He was taken into custody and checked into a psychiatric facility earlier this year after a neighbor saw Dooling playing a bit too roughly with his kids at his home in the Boston area, the South Florida Sun Sentinel reported.
Dooling later began undergoing counseling, which opened up the floodgates.
"You block things out," he told the Sun Sentinel recently. "When you block things out at such a young age, you really block it out. I'm learning the science of it now. I'm understanding the different chemical imbalances you have when you have something so traumatic happen to you."

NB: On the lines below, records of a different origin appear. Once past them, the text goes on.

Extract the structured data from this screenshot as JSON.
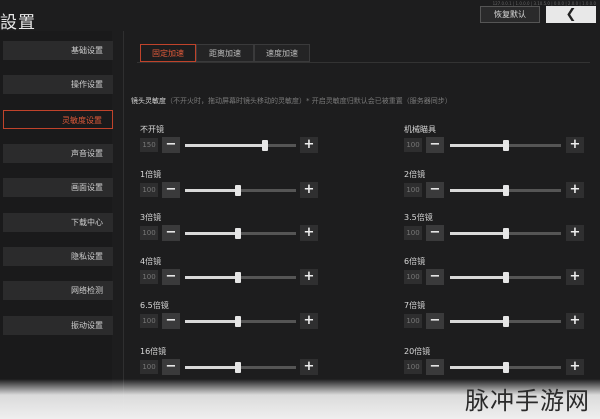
{
  "header": {
    "title": "設置",
    "top_info": "127.0.0.1 | 1.0.0.0 | 3.10.5.0 | 0.0.0 | 2.0.0 | 1.0.0.0",
    "reset_label": "恢复默认",
    "back_icon": "chevron-left-icon"
  },
  "sidebar": {
    "items": [
      {
        "label": "基础设置"
      },
      {
        "label": "操作设置"
      },
      {
        "label": "灵敏度设置"
      },
      {
        "label": "声音设置"
      },
      {
        "label": "画面设置"
      },
      {
        "label": "下载中心"
      },
      {
        "label": "隐私设置"
      },
      {
        "label": "网络检测"
      },
      {
        "label": "振动设置"
      }
    ],
    "active_index": 2
  },
  "tabs": [
    {
      "label": "固定加速"
    },
    {
      "label": "距离加速"
    },
    {
      "label": "速度加速"
    }
  ],
  "section": {
    "title": "镜头灵敏度",
    "note": "（不开火时，拖动屏幕时镜头移动的灵敏度）* 开启灵敏度归默认会已被重置（服务器同步）"
  },
  "scopes": [
    {
      "label": "不开镜",
      "value": "150",
      "level": 0.72
    },
    {
      "label": "机械瞄具",
      "value": "100",
      "level": 0.5
    },
    {
      "label": "1倍镜",
      "value": "100",
      "level": 0.48
    },
    {
      "label": "2倍镜",
      "value": "100",
      "level": 0.5
    },
    {
      "label": "3倍镜",
      "value": "100",
      "level": 0.48
    },
    {
      "label": "3.5倍镜",
      "value": "100",
      "level": 0.5
    },
    {
      "label": "4倍镜",
      "value": "100",
      "level": 0.48
    },
    {
      "label": "6倍镜",
      "value": "100",
      "level": 0.5
    },
    {
      "label": "6.5倍镜",
      "value": "100",
      "level": 0.48
    },
    {
      "label": "7倍镜",
      "value": "100",
      "level": 0.5
    },
    {
      "label": "16倍镜",
      "value": "100",
      "level": 0.48
    },
    {
      "label": "20倍镜",
      "value": "100",
      "level": 0.5
    }
  ],
  "watermark": "脉冲手游网",
  "colors": {
    "accent": "#e05a3a",
    "background": "#1d1d1e"
  }
}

At the age of 5, in the Sistrunk Boulevard neighborhood of Fort Lauderdale, Dooling was sexually abused. "A gentlemen touched me," he told the Sun Sentinel. The trauma tormented him afterward, but he did not understand why at the time.
Basketball offered Dooling a way out of his own environment, to the University of Missouri and finally the NBA. But he was an angry player on the court, and he now wonders if his abuse was the root cause of that anger.
"I don't know if it was me being in denial or me being delusional," he said. "It's a very fine line when you're dealing with something that happens so traumatic and a such a young age. But there definitely were behavioral patterns that were developed at an early age."
Now in therapy, he has become a mentor for young basketball players and is speaking up about the victimization of abuse. Dooling recently appeared on Katie Couric's talk show, where he spoke of his abuse in grisly detail.
"I had to speak out, in order to reach my higher calling, not only as basketball caretaker, but as a man, as a person, as a human being," he told the Sun Sentinel. "I have a magnificent platform, that I can speak about it.
"The millions of potential kids that I could have saved by telling them my story, I could have missed that calling if I didn't go through this moment."